* Input data
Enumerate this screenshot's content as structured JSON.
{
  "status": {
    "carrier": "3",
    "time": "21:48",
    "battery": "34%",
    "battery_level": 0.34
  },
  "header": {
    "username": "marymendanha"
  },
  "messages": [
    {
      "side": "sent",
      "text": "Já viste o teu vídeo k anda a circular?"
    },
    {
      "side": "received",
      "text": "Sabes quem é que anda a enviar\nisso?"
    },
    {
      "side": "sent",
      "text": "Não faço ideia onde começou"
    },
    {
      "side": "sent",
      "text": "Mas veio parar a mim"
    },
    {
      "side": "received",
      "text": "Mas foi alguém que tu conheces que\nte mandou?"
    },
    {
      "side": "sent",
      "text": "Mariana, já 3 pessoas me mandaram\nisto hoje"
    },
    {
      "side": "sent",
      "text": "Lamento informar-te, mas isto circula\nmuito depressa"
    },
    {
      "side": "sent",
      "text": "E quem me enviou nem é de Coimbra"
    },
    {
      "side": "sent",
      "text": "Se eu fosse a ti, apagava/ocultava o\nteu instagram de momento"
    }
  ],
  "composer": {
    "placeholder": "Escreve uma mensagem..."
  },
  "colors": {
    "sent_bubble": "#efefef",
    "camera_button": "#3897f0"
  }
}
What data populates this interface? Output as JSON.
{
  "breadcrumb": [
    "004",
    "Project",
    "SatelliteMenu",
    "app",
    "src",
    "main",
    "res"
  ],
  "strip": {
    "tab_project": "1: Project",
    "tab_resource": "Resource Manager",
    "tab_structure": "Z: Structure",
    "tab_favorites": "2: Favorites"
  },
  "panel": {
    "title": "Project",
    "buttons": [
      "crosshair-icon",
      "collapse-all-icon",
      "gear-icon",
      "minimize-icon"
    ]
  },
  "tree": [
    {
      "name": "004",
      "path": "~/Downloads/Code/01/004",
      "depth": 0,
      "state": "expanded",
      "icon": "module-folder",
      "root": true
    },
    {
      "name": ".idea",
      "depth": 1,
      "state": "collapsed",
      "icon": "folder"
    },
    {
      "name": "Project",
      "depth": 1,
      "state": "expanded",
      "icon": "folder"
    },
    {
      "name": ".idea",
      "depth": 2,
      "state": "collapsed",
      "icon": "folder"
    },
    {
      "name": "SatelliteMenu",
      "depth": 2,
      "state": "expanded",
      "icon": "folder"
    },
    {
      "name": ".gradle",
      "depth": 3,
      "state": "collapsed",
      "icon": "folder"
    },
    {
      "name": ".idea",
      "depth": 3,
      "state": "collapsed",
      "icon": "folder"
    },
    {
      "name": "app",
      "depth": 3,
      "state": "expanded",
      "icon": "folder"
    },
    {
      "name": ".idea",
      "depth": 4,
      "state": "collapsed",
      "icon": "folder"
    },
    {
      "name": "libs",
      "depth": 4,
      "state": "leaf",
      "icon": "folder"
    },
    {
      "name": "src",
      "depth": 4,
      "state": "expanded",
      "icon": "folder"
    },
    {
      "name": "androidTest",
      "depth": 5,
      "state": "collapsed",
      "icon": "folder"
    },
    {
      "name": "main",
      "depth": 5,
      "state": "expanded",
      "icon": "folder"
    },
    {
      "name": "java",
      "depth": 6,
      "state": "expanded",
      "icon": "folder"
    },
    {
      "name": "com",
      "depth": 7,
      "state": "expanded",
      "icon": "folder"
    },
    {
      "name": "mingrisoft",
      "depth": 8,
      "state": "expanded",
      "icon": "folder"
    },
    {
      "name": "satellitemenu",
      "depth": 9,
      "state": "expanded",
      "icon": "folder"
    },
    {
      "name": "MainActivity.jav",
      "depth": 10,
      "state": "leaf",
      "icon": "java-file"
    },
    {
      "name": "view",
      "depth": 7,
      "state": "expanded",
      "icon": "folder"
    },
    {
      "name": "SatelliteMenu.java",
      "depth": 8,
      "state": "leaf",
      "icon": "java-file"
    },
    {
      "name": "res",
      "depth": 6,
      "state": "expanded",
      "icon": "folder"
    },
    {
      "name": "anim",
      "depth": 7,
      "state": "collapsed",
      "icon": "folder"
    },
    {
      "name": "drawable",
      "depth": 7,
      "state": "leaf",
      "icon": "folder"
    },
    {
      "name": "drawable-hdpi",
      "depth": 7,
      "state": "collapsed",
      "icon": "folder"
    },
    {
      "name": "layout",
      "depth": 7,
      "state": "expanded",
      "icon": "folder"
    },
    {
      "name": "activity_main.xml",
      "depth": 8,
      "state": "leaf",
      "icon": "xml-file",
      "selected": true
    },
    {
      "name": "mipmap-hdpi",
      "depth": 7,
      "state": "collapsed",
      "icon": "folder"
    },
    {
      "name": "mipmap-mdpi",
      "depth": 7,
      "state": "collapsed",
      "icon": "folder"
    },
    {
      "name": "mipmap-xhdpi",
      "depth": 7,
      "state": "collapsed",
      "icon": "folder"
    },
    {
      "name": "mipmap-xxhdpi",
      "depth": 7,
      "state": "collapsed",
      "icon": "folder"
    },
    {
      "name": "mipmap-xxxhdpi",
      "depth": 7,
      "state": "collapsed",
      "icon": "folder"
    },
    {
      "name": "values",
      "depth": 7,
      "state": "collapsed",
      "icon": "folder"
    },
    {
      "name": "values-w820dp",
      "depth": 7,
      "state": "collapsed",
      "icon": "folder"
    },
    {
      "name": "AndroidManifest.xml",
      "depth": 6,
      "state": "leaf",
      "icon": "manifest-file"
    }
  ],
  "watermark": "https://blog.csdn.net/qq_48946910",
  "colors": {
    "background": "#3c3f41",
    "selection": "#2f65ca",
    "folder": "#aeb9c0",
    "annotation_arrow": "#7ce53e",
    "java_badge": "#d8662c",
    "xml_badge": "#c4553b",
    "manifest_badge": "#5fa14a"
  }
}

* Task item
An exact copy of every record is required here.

* Expected output
Enumerate this screenshot's content as structured JSON.
{
  "status": {
    "carrier": "3",
    "time": "21:48",
    "battery": "34%",
    "battery_level": 0.34
  },
  "header": {
    "username": "marymendanha"
  },
  "messages": [
    {
      "side": "sent",
      "text": "Já viste o teu vídeo k anda a circular?"
    },
    {
      "side": "received",
      "text": "Sabes quem é que anda a enviar\nisso?"
    },
    {
      "side": "sent",
      "text": "Não faço ideia onde começou"
    },
    {
      "side": "sent",
      "text": "Mas veio parar a mim"
    },
    {
      "side": "received",
      "text": "Mas foi alguém que tu conheces que\nte mandou?"
    },
    {
      "side": "sent",
      "text": "Mariana, já 3 pessoas me mandaram\nisto hoje"
    },
    {
      "side": "sent",
      "text": "Lamento informar-te, mas isto circula\nmuito depressa"
    },
    {
      "side": "sent",
      "text": "E quem me enviou nem é de Coimbra"
    },
    {
      "side": "sent",
      "text": "Se eu fosse a ti, apagava/ocultava o\nteu instagram de momento"
    }
  ],
  "composer": {
    "placeholder": "Escreve uma mensagem..."
  },
  "colors": {
    "sent_bubble": "#efefef",
    "camera_button": "#3897f0"
  }
}
What data populates this interface? Output as JSON.
{
  "breadcrumb": [
    "004",
    "Project",
    "SatelliteMenu",
    "app",
    "src",
    "main",
    "res"
  ],
  "strip": {
    "tab_project": "1: Project",
    "tab_resource": "Resource Manager",
    "tab_structure": "Z: Structure",
    "tab_favorites": "2: Favorites"
  },
  "panel": {
    "title": "Project",
    "buttons": [
      "crosshair-icon",
      "collapse-all-icon",
      "gear-icon",
      "minimize-icon"
    ]
  },
  "tree": [
    {
      "name": "004",
      "path": "~/Downloads/Code/01/004",
      "depth": 0,
      "state": "expanded",
      "icon": "module-folder",
      "root": true
    },
    {
      "name": ".idea",
      "depth": 1,
      "state": "collapsed",
      "icon": "folder"
    },
    {
      "name": "Project",
      "depth": 1,
      "state": "expanded",
      "icon": "folder"
    },
    {
      "name": ".idea",
      "depth": 2,
      "state": "collapsed",
      "icon": "folder"
    },
    {
      "name": "SatelliteMenu",
      "depth": 2,
      "state": "expanded",
      "icon": "folder"
    },
    {
      "name": ".gradle",
      "depth": 3,
      "state": "collapsed",
      "icon": "folder"
    },
    {
      "name": ".idea",
      "depth": 3,
      "state": "collapsed",
      "icon": "folder"
    },
    {
      "name": "app",
      "depth": 3,
      "state": "expanded",
      "icon": "folder"
    },
    {
      "name": ".idea",
      "depth": 4,
      "state": "collapsed",
      "icon": "folder"
    },
    {
      "name": "libs",
      "depth": 4,
      "state": "leaf",
      "icon": "folder"
    },
    {
      "name": "src",
      "depth": 4,
      "state": "expanded",
      "icon": "folder"
    },
    {
      "name": "androidTest",
      "depth": 5,
      "state": "collapsed",
      "icon": "folder"
    },
    {
      "name": "main",
      "depth": 5,
      "state": "expanded",
      "icon": "folder"
    },
    {
      "name": "java",
      "depth": 6,
      "state": "expanded",
      "icon": "folder"
    },
    {
      "name": "com",
      "depth": 7,
      "state": "expanded",
      "icon": "folder"
    },
    {
      "name": "mingrisoft",
      "depth": 8,
      "state": "expanded",
      "icon": "folder"
    },
    {
      "name": "satellitemenu",
      "depth": 9,
      "state": "expanded",
      "icon": "folder"
    },
    {
      "name": "MainActivity.jav",
      "depth": 10,
      "state": "leaf",
      "icon": "java-file"
    },
    {
      "name": "view",
      "depth": 7,
      "state": "expanded",
      "icon": "folder"
    },
    {
      "name": "SatelliteMenu.java",
      "depth": 8,
      "state": "leaf",
      "icon": "java-file"
    },
    {
      "name": "res",
      "depth": 6,
      "state": "expanded",
      "icon": "folder"
    },
    {
      "name": "anim",
      "depth": 7,
      "state": "collapsed",
      "icon": "folder"
    },
    {
      "name": "drawable",
      "depth": 7,
      "state": "leaf",
      "icon": "folder"
    },
    {
      "name": "drawable-hdpi",
      "depth": 7,
      "state": "collapsed",
      "icon": "folder"
    },
    {
      "name": "layout",
      "depth": 7,
      "state": "expanded",
      "icon": "folder"
    },
    {
      "name": "activity_main.xml",
      "depth": 8,
      "state": "leaf",
      "icon": "xml-file",
      "selected": true
    },
    {
      "name": "mipmap-hdpi",
      "depth": 7,
      "state": "collapsed",
      "icon": "folder"
    },
    {
      "name": "mipmap-mdpi",
      "depth": 7,
      "state": "collapsed",
      "icon": "folder"
    },
    {
      "name": "mipmap-xhdpi",
      "depth": 7,
      "state": "collapsed",
      "icon": "folder"
    },
    {
      "name": "mipmap-xxhdpi",
      "depth": 7,
      "state": "collapsed",
      "icon": "folder"
    },
    {
      "name": "mipmap-xxxhdpi",
      "depth": 7,
      "state": "collapsed",
      "icon": "folder"
    },
    {
      "name": "values",
      "depth": 7,
      "state": "collapsed",
      "icon": "folder"
    },
    {
      "name": "values-w820dp",
      "depth": 7,
      "state": "collapsed",
      "icon": "folder"
    },
    {
      "name": "AndroidManifest.xml",
      "depth": 6,
      "state": "leaf",
      "icon": "manifest-file"
    }
  ],
  "watermark": "https://blog.csdn.net/qq_48946910",
  "colors": {
    "background": "#3c3f41",
    "selection": "#2f65ca",
    "folder": "#aeb9c0",
    "annotation_arrow": "#7ce53e",
    "java_badge": "#d8662c",
    "xml_badge": "#c4553b",
    "manifest_badge": "#5fa14a"
  }
}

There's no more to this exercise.